===== Input data =====
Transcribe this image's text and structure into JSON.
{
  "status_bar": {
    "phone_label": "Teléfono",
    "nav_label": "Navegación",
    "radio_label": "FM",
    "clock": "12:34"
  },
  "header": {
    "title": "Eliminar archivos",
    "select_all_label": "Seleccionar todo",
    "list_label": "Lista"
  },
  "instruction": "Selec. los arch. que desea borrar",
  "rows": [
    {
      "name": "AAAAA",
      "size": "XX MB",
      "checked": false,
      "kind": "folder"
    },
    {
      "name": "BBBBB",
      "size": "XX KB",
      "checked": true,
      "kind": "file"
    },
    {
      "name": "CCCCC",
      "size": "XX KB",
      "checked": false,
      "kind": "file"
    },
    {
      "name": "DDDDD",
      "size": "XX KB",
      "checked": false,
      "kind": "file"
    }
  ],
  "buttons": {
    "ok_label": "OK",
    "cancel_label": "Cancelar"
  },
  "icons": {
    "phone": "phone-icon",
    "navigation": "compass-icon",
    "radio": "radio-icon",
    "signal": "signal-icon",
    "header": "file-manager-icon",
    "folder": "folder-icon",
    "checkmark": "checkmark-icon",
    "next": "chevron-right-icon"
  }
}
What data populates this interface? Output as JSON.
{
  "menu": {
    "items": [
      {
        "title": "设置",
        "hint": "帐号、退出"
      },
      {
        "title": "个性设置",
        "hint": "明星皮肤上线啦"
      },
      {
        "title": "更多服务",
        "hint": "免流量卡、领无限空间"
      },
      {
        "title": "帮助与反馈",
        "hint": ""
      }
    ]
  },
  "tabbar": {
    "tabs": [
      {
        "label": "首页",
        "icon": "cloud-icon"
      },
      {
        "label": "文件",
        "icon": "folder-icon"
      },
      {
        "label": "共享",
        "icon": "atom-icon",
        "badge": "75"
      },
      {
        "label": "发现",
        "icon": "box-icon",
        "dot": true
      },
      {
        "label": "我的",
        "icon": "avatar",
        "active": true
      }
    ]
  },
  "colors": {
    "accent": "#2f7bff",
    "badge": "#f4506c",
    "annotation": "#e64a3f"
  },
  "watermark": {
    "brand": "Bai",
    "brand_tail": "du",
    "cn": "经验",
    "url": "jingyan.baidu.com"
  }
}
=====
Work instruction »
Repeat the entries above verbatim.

Answer section »
Transcribe this image's text and structure into JSON.
{
  "status_bar": {
    "phone_label": "Teléfono",
    "nav_label": "Navegación",
    "radio_label": "FM",
    "clock": "12:34"
  },
  "header": {
    "title": "Eliminar archivos",
    "select_all_label": "Seleccionar todo",
    "list_label": "Lista"
  },
  "instruction": "Selec. los arch. que desea borrar",
  "rows": [
    {
      "name": "AAAAA",
      "size": "XX MB",
      "checked": false,
      "kind": "folder"
    },
    {
      "name": "BBBBB",
      "size": "XX KB",
      "checked": true,
      "kind": "file"
    },
    {
      "name": "CCCCC",
      "size": "XX KB",
      "checked": false,
      "kind": "file"
    },
    {
      "name": "DDDDD",
      "size": "XX KB",
      "checked": false,
      "kind": "file"
    }
  ],
  "buttons": {
    "ok_label": "OK",
    "cancel_label": "Cancelar"
  },
  "icons": {
    "phone": "phone-icon",
    "navigation": "compass-icon",
    "radio": "radio-icon",
    "signal": "signal-icon",
    "header": "file-manager-icon",
    "folder": "folder-icon",
    "checkmark": "checkmark-icon",
    "next": "chevron-right-icon"
  }
}
What data populates this interface? Output as JSON.
{
  "menu": {
    "items": [
      {
        "title": "设置",
        "hint": "帐号、退出"
      },
      {
        "title": "个性设置",
        "hint": "明星皮肤上线啦"
      },
      {
        "title": "更多服务",
        "hint": "免流量卡、领无限空间"
      },
      {
        "title": "帮助与反馈",
        "hint": ""
      }
    ]
  },
  "tabbar": {
    "tabs": [
      {
        "label": "首页",
        "icon": "cloud-icon"
      },
      {
        "label": "文件",
        "icon": "folder-icon"
      },
      {
        "label": "共享",
        "icon": "atom-icon",
        "badge": "75"
      },
      {
        "label": "发现",
        "icon": "box-icon",
        "dot": true
      },
      {
        "label": "我的",
        "icon": "avatar",
        "active": true
      }
    ]
  },
  "colors": {
    "accent": "#2f7bff",
    "badge": "#f4506c",
    "annotation": "#e64a3f"
  },
  "watermark": {
    "brand": "Bai",
    "brand_tail": "du",
    "cn": "经验",
    "url": "jingyan.baidu.com"
  }
}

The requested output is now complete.